It’s also a device that allows for massive liberties with the simple staging. When Kipps asks how they can possibly demonstrate being on a carriage, the young actor pulls a large chest out and sits on it, bouncing up and down, “like this, this is our carriage.” Even more of a liberty, the need for a dog is foregone as they simply pretend it is there, the actors eyes following the dog across the stage, leaning down to stroke it. It’s done so well you do feel as if there is a dog present.
As the story unfolds, it is the classic ghost story; unfortunate death leading to a sorrowful ghost seeking revenge. But even with its simplicity, both in story and staging, the way it is portrayed is enjoyable, and the way the tension is pushed up makes the moments of horror more effective. It’s also interesting to see that some tricks are ageless; the use of a torch to allow something to be momentarily glimpsed is used here in almost the same way as in Ghost Stories, a much more recent show.
But all this is not why seeing this was so enjoyable. It was, as I have said, the company kept. At the interval we spoke about the play, and Jenna was eager to explain how it differs from the film; “in the film…” she begins, explaining parts of the plot that were not in the play, at least not in the first act. Possible spoilers for what was to come, as I tried to tell her, “yeah, and in the film…” she continued to tell me what happened, clearly not having noticed the subtle hint of me pointing out I didn’t know what was going to happen as I hadn’t seen the film. Maybe I should have kept to my original suggestion of bringing a gag along for the evening for her?
Annoying? Not at all. Funny and entertaining and adding to the pleasure of the evening? Oh yes indeed.
And as the second act played out in front of us, I realised why every theatre experience can be so different. Because there is no greater theatre experience than seeing someone so clearly taken in by the drama unfolding in front of them. A glance to my side gave me the view of Jenna perched right on the edge of her seat, head resting on hands, leaning forward. For someone who already knew the story, she was still so taken in, completely immersed in the live performance. As was I, her possible spoilers at the interval not in fact being such.
This is why theatre is so good, why I go again and again, because every time it’s a different experience, because something new can happen to make it so memorable.
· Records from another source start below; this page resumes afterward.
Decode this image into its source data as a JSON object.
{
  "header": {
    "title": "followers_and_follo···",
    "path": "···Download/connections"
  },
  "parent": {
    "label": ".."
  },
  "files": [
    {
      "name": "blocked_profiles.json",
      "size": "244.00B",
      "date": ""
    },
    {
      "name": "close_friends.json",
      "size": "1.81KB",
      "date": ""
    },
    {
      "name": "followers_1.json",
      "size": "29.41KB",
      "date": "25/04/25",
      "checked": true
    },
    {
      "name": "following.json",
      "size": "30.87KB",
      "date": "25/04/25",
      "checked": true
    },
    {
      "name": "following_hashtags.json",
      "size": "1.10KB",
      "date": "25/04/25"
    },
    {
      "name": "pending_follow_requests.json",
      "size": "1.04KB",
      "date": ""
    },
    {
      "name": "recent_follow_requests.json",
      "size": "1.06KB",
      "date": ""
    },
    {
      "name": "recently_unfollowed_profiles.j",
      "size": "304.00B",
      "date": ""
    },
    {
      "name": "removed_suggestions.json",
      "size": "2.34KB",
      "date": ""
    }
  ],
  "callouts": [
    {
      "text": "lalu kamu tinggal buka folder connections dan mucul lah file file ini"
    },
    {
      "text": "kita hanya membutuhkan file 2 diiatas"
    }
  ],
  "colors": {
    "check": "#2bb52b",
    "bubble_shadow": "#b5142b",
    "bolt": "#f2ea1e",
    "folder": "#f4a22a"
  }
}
The play in front of you doesn’t have to be the greatest thing ever to be put on stage, it just needs to be something that gives a new experience in one way or another.
Tonight that new experience was the company, her enthusiasm, her ability to almost tell me the story without realising it, and the sight of her totally engaged with the two actors on the almost bare stage riding a wooden chest and stroking an invisible dog.